And there's another touch of old-time reality on the Readers' Letters page, where Mr Chris Elshaw of Headley Down in Hants writes to ask for the return of The Brains Trust. Or rather, the end of programmes such as Question Time in which three out of the four panellists are always mouthpieces of the three main parties, and it is left to the fourth stray person to express any non-partisan view.

Mr Elshaw had recently seen an Oxford historian called Dr Maria Misra on Question Time, whose sharp, fresh, well-thought out opinions had actually got Mr Elshaw's mind thinking, instead of his prejudices waggling. Time to get rid of all politicians, he suggested. Time to dust off The Brains Trust, stick some batteries in it and see if it still works.

You don't have to go that far back. I gave up Question Time (and Any Questions) years ago, partly because the Dimbleby brothers were presiding over marionette shows in which the strings were being pulled from afar from some Central Office, partly because I can remember a time when Any Questions wasn't a party political charade, a time when the panellists weren't asked the dreary weekly questions about nuclear Iran, unrest in Pakistan and untrained British workers, or whatever is in this week's headlines, but about real life.

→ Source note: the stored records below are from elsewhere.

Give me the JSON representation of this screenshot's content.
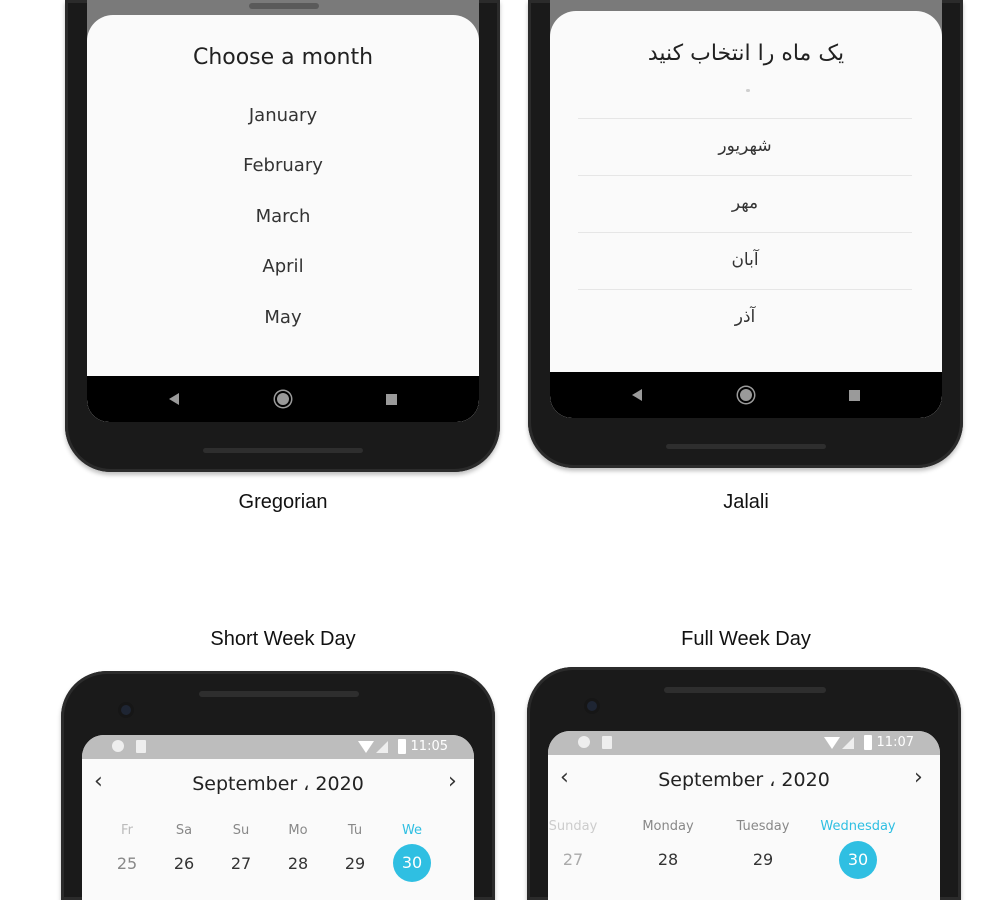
{
  "gregorian": {
    "title": "Choose a month",
    "months": [
      "January",
      "February",
      "March",
      "April",
      "May"
    ],
    "caption": "Gregorian"
  },
  "jalali": {
    "title": "یک ماه را انتخاب کنید",
    "months": [
      "شهریور",
      "مهر",
      "آبان",
      "آذر"
    ],
    "caption": "Jalali"
  },
  "short_week": {
    "caption": "Short Week Day",
    "time": "11:05",
    "header": "September ، 2020",
    "weekdays": [
      "Fr",
      "Sa",
      "Su",
      "Mo",
      "Tu",
      "We"
    ],
    "days": [
      "25",
      "26",
      "27",
      "28",
      "29",
      "30"
    ],
    "selected_day": "30"
  },
  "full_week": {
    "caption": "Full Week Day",
    "time": "11:07",
    "header": "September ، 2020",
    "weekdays": [
      "Sunday",
      "Monday",
      "Tuesday",
      "Wednesday"
    ],
    "days": [
      "27",
      "28",
      "29",
      "30"
    ],
    "selected_day": "30"
  },
  "nav": {
    "back": "back-icon",
    "home": "home-icon",
    "recents": "recents-icon"
  },
  "colors": {
    "accent": "#2fbfe2",
    "bezel": "#1a1a1a",
    "statusbar": "#bdbdbd"
  }
}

I can even remember a panel being asked what they thought about the state of folk music today. A question for which the panel was so unbriefed that they came up with a rather interesting discussion in reply.

It might make a good cartoon to be drawn by H.M.Bateman (one of the heroes of The Art of Radio Times). It would be called "The Man Who Dared Ask The Panel a Question Which Was not About The Week's News..." Shock, horror, nervous breakdown of producer. But it would never happen today, of course. Nothing is left to chance today.